Marzouki sharply criticized the UAE, accusing it of being behind the diplomatic assault on Qatar to punish it for its support of the Arab Spring. "Qatar is a friend of Tunisia, and our government, which theoretically represents our people, has to protest against the attempt to isolate and stifle Qatar and even try to put it under guardianship," Marzouki said in a June 5 Facebook post.

Marzouki was head of the Congress for the Republic, when the Constituent Assembly selected him president to succeed Zine Abidine Ben Ali. The Congress, since dissolved, has also been accused of having received financial support from Qatar.

Asked about the repercussions of the Gulf crisis on the Tunisian economy, economic analyst Moaz al-Joudi told Al-Monitor, that there are concerns that it will negatively affect the Arab region as a whole given Saudi pressure and US President Donald Trump's statements accusing Qatar of funding terrorist groups.

Joudi commented, "Tunisia cannot afford to risk its fragile economy in [others'] struggle for leadership, for the sake of restoring regional balances, and playing an influential role in the [Gulf] region."

Joudi said that Tunisia's decision not to back any political camp is a solid one because of its ties with Qatar, which has provided in excess of $1 billion in financial assistance in the form of loans, and the presence of Saudi investments and commercial institutions in the country.

Found in: muslim brotherhood, gcc, arab spring, investment, ennahda, nidaa tunis, qatar crisis

Mohamed Ali Litfi is a Tunisian journalist who has worked with several local and international newspapers, including the London-based Arabic-language Al-Arabi al-Jadeed and Arab Reporters for Investigative Journalism.

x

Cookies help us deliver our services.

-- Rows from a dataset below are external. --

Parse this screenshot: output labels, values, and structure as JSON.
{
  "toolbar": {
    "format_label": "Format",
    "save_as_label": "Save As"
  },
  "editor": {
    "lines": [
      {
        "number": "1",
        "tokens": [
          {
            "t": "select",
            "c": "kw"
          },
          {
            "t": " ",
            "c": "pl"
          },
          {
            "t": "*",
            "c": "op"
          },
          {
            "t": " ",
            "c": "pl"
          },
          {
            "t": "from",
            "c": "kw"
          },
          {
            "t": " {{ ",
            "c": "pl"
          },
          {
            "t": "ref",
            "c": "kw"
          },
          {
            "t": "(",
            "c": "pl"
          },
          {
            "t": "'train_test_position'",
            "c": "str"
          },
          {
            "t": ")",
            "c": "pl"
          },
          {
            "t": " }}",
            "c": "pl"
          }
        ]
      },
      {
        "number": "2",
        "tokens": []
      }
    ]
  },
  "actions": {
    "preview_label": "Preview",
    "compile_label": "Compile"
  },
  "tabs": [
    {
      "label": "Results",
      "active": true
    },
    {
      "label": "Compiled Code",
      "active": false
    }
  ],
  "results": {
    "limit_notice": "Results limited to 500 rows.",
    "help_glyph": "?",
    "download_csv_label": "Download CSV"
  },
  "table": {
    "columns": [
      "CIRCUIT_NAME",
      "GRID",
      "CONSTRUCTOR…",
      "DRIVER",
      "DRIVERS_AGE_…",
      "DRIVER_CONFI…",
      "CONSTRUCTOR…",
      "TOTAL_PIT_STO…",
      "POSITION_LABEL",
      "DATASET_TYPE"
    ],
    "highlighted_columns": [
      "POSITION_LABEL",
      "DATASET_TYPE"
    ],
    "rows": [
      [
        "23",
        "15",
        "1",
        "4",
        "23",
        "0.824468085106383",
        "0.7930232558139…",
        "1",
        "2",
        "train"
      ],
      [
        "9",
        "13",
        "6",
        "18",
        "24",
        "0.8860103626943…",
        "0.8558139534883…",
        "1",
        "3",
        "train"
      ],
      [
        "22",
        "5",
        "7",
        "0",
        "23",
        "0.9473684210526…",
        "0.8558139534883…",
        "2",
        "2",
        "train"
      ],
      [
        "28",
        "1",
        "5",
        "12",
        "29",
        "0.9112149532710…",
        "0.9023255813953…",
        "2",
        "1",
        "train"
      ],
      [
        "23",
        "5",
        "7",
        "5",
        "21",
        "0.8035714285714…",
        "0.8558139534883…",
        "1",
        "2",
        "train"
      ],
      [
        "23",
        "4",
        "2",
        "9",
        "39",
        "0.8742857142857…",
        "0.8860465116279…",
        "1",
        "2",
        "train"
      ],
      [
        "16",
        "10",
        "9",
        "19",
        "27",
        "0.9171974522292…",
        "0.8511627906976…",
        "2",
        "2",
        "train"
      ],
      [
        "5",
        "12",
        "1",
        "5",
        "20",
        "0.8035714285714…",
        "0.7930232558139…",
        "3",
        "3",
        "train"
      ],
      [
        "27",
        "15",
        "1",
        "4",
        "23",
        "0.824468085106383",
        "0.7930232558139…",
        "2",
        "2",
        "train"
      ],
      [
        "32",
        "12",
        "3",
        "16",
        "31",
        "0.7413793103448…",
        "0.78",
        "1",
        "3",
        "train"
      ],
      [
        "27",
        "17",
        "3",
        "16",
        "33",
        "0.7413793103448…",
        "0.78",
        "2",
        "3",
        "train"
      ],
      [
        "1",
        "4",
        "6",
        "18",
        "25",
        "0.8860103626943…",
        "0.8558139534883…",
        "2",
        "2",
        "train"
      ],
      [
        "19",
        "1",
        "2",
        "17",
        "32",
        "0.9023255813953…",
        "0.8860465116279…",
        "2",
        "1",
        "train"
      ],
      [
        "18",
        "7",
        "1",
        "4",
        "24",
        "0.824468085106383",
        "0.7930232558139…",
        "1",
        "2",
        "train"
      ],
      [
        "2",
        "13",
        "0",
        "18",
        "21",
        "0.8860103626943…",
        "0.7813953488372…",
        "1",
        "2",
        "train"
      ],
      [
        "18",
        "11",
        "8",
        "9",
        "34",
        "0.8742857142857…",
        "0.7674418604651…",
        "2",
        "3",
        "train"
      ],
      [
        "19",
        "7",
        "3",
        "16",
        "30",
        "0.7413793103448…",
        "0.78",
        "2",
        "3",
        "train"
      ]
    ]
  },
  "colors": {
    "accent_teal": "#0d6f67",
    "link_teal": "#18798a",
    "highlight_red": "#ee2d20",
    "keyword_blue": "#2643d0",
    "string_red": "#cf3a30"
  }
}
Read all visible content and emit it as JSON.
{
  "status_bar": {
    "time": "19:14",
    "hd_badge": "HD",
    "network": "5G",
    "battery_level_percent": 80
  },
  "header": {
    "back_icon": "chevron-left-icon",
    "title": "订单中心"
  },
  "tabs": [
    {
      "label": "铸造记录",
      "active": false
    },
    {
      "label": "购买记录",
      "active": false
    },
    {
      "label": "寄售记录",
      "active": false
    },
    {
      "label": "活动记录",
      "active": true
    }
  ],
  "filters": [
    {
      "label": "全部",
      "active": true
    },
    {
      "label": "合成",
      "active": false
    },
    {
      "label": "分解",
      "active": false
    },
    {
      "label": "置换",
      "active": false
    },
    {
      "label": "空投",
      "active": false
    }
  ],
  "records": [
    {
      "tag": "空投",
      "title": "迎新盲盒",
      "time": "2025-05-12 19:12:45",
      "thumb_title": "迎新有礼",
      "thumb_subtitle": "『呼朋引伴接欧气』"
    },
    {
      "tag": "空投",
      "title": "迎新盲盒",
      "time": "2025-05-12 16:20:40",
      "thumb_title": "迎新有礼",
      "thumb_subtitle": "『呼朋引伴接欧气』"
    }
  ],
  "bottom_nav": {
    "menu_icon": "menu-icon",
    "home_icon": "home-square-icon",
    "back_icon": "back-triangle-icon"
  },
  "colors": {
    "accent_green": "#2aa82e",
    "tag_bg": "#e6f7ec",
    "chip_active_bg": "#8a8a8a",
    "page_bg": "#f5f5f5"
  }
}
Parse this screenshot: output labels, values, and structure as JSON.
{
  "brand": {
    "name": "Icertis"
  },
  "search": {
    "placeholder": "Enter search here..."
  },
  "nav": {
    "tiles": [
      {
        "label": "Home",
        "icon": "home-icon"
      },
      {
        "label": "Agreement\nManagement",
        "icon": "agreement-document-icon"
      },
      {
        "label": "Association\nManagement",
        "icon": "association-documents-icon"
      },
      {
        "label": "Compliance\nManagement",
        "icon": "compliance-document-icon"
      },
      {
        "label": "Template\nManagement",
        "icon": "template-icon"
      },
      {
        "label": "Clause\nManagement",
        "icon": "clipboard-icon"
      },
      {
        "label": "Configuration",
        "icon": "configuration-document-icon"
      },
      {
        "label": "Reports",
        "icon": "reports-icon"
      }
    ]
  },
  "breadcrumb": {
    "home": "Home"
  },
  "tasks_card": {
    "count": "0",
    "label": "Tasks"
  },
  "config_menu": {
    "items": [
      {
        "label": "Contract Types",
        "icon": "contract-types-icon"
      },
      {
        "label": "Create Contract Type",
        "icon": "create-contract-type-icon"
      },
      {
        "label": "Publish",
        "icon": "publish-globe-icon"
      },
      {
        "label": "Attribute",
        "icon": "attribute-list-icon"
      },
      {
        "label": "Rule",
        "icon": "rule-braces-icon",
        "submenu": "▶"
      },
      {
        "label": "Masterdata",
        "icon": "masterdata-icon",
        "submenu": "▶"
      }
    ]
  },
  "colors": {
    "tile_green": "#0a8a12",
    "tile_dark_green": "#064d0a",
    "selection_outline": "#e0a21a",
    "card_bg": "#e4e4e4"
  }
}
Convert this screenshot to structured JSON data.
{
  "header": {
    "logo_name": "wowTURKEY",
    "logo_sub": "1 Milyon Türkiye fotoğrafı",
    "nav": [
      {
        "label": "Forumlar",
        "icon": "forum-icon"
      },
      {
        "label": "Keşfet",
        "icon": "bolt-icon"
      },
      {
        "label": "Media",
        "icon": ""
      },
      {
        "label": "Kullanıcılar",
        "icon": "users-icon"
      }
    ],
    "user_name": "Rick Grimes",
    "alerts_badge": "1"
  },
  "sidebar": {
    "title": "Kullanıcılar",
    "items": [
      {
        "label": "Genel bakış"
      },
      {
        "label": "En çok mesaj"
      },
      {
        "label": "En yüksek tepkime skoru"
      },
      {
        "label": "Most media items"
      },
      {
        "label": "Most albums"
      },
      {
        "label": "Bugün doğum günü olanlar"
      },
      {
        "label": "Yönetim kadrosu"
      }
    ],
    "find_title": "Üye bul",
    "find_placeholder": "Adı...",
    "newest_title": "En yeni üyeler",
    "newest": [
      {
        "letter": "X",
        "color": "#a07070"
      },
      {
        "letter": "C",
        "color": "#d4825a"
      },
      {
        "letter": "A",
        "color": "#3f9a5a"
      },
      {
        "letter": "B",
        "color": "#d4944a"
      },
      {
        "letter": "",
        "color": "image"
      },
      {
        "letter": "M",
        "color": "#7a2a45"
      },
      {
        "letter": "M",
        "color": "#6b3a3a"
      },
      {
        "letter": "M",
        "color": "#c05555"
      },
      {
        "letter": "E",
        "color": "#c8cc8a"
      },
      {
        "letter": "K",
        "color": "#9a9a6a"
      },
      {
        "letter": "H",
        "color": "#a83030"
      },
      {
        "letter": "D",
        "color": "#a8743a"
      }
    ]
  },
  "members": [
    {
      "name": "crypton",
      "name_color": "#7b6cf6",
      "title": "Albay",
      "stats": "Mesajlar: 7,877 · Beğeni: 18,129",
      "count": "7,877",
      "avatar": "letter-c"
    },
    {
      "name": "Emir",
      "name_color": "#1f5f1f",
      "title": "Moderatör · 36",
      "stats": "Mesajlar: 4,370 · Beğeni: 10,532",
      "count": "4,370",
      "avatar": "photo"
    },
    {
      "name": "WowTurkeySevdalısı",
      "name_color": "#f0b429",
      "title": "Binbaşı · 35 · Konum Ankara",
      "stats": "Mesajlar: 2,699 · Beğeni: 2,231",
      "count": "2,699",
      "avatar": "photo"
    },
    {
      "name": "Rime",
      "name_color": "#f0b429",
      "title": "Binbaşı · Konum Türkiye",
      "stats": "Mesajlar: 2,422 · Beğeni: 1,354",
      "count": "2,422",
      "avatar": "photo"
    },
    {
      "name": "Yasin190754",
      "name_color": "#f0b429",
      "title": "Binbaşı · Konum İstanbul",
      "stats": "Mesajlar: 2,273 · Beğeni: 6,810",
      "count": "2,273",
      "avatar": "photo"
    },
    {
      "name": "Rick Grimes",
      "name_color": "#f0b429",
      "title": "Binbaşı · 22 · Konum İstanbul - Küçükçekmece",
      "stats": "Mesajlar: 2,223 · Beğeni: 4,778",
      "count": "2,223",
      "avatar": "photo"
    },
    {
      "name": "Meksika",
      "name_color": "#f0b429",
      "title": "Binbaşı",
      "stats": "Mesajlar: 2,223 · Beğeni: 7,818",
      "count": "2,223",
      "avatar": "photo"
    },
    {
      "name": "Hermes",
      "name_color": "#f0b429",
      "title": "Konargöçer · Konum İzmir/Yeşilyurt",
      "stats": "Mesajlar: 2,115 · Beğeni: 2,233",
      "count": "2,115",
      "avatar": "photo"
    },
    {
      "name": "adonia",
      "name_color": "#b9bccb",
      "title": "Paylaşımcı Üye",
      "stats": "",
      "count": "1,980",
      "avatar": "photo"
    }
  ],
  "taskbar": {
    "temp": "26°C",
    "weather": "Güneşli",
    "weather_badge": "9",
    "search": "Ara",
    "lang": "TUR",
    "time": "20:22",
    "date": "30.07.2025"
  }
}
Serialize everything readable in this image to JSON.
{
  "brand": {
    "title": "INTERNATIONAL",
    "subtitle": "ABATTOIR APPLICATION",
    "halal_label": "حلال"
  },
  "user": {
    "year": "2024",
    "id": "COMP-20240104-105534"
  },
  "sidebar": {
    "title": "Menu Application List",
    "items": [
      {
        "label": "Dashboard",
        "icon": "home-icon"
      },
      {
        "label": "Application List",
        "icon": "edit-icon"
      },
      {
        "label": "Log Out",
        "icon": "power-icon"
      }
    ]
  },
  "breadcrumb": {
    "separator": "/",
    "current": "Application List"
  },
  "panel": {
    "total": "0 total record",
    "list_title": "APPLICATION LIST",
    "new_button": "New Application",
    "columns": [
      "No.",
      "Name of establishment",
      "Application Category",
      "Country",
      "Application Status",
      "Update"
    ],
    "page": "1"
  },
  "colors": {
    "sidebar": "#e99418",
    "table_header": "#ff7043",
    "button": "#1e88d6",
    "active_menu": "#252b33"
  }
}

By using them you accept our use of cookies. Learn more... X